Read the data below line by line and copy each one with "icon" in it.

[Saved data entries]
────────────────────────────────────────

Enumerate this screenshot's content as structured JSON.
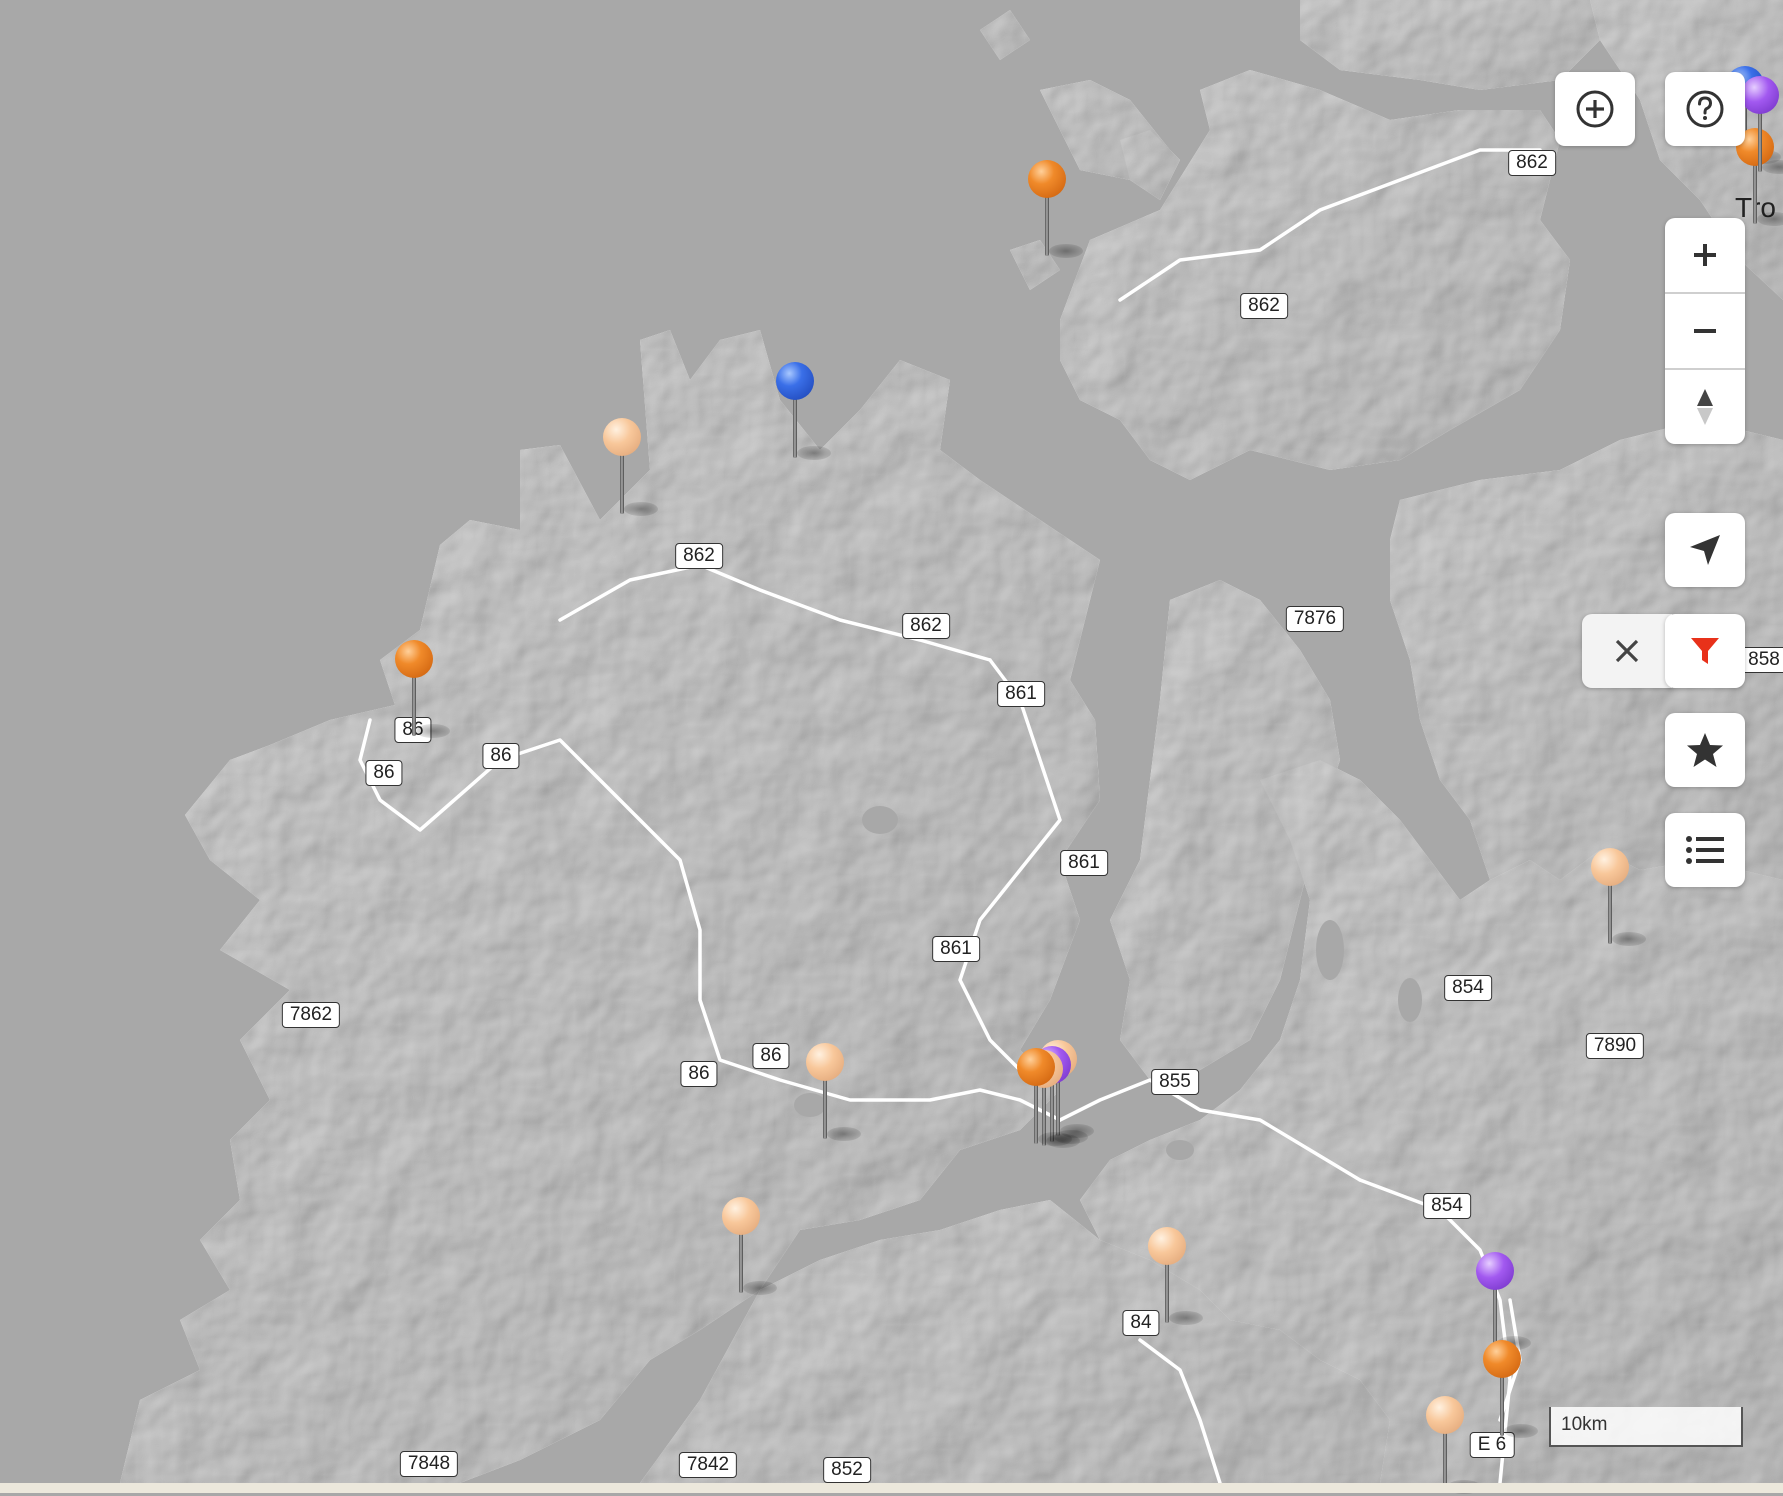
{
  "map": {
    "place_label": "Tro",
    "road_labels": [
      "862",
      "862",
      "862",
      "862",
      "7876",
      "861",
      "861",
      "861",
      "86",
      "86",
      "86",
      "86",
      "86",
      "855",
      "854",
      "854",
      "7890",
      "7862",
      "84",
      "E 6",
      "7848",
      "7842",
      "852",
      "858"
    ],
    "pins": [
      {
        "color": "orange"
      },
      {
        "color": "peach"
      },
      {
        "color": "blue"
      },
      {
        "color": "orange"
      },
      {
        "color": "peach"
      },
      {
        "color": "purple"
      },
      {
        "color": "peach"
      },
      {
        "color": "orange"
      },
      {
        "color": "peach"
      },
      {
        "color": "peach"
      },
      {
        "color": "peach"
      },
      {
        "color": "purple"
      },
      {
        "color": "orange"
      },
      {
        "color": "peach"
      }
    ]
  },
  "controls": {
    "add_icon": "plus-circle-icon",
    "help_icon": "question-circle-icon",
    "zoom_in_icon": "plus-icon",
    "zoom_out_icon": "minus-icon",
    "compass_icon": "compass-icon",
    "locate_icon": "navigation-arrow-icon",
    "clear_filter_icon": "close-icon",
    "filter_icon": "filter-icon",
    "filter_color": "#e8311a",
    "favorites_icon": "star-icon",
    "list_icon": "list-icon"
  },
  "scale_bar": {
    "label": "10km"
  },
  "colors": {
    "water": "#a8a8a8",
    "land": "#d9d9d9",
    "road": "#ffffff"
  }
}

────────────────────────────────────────

**Solution**
    "add_icon": "plus-circle-icon",
    "help_icon": "question-circle-icon",
    "zoom_in_icon": "plus-icon",
    "zoom_out_icon": "minus-icon",
    "compass_icon": "compass-icon",
    "locate_icon": "navigation-arrow-icon",
    "clear_filter_icon": "close-icon",
    "filter_icon": "filter-icon",
    "favorites_icon": "star-icon",
    "list_icon": "list-icon"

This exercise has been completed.